# Help with Recurrence Formula

1. May 12, 2012

### QCM~

Hi guys. I'm having a bit of trouble with what I thought was a simple math question.

1. The problem statement, all variables and given/known data
$x_{n}$ = $\int_0^1 \frac{t^n}{t+7}dt$

Show that $x_0$=ln(8/7) and $x_n = n^{-1} - 7x_{n-1}$

2. The attempt at a solution

Showing x0 = ln(8/7) is a vanilla textbook log question. I'm having trouble with the second part. I am using integration by parts on the form:
$\int^1_0 t \frac{t^{n-1}}{t+7}dt$
and letting u=t and dv=$\frac{t^{n-1}}{t+7}dt$
This give:
$tx_{n-1}|^1_0 - \int_0^1 x_{n-1} dt\\ = x_{n-1} - \int_0^1 x_{n-1} dt$

at which point I'm stuck. I'm not sure if I've used the right IBP substitution or if I'm just almost there and it's just a case of simplifying what I have into a more general case (but can't see it).

Thanks

2. May 12, 2012

### cjc0117

I'm still trying to figure it out using IBP, but try using long division on the integrand instead to arrive at a recursive relationship for the quotient. Then integrate.

Last edited: May 13, 2012
3. May 12, 2012

### Dick

Very astute! I don't think integration by parts leads anywhere. You might change your post to just the hint, "try long division" instead of giving the whole solution. It's more subtle.
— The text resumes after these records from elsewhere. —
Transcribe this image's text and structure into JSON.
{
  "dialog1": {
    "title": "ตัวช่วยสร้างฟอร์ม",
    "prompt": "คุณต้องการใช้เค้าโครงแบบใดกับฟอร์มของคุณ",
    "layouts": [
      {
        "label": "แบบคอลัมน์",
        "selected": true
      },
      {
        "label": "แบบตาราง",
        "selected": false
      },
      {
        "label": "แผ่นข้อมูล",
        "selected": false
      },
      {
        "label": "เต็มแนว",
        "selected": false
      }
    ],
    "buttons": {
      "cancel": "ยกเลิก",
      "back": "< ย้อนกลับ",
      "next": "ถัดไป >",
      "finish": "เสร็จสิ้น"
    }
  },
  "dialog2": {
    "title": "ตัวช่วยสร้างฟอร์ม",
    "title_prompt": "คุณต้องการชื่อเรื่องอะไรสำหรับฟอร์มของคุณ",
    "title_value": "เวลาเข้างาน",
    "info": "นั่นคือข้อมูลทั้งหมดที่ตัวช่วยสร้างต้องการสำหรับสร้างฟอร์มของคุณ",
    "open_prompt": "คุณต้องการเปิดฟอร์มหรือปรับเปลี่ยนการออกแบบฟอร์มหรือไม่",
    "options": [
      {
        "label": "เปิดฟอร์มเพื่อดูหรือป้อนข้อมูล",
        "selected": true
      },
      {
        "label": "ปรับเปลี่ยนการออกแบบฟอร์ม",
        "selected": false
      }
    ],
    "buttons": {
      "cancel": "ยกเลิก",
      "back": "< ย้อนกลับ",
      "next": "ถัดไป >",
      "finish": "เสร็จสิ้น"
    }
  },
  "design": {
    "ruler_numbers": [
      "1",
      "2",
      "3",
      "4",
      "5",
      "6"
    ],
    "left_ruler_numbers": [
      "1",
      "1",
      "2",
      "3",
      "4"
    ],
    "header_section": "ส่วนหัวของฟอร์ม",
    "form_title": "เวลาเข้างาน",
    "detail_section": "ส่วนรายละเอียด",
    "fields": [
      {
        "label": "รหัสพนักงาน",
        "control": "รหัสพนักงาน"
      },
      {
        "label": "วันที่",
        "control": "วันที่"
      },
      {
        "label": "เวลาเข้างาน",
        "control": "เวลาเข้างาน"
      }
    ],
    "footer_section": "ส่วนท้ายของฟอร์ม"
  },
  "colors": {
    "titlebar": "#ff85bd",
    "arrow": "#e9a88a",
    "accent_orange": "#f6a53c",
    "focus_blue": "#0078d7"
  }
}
4. May 12, 2012

### cjc0117

Thanks Dick. And yes, I suppose you're right. I just edited it.